Your objective => List all lines of the data that include the string "this".

━━━━━ Exercise materials

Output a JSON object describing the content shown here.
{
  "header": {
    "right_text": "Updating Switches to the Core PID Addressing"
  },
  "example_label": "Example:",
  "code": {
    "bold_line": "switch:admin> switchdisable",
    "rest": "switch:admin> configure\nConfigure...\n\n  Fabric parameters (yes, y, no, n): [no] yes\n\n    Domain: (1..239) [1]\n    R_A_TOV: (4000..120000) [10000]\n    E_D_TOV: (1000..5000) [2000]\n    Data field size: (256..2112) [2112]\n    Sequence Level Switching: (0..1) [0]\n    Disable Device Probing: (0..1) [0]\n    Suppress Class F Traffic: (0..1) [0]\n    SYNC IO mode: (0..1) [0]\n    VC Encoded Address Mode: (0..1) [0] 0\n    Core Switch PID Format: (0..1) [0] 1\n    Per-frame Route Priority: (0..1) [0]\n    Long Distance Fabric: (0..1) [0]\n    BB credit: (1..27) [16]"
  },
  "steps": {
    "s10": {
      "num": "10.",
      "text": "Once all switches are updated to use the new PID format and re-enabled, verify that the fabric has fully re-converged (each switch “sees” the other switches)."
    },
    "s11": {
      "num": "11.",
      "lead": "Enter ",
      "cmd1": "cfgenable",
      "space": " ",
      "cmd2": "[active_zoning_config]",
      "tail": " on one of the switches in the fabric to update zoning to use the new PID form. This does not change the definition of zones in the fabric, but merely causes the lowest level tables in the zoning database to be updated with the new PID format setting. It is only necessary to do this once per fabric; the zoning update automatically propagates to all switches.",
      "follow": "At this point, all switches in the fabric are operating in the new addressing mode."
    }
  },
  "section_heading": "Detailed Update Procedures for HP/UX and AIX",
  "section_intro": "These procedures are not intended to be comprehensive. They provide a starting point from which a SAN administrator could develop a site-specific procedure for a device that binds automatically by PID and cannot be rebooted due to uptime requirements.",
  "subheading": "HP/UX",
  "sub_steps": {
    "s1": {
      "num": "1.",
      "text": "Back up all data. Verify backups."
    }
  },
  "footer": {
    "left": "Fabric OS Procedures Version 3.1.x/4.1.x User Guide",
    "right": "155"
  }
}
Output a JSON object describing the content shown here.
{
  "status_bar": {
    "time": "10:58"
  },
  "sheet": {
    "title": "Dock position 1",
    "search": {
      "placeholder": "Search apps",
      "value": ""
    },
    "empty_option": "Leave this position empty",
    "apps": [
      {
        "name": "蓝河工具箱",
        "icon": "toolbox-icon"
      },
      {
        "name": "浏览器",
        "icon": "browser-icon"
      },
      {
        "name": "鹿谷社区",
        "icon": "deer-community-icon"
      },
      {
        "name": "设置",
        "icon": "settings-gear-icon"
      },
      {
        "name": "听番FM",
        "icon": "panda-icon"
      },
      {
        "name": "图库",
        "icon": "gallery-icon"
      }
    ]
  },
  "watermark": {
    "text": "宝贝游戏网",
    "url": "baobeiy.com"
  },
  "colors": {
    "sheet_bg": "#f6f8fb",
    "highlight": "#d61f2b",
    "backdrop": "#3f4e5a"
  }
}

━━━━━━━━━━

Exercise result =>
      "tail": " on one of the switches in the fabric to update zoning to use the new PID form. This does not change the definition of zones in the fabric, but merely causes the lowest level tables in the zoning database to be updated with the new PID format setting. It is only necessary to do this once per fabric; the zoning update automatically propagates to all switches.",
      "follow": "At this point, all switches in the fabric are operating in the new addressing mode."
    "empty_option": "Leave this position empty",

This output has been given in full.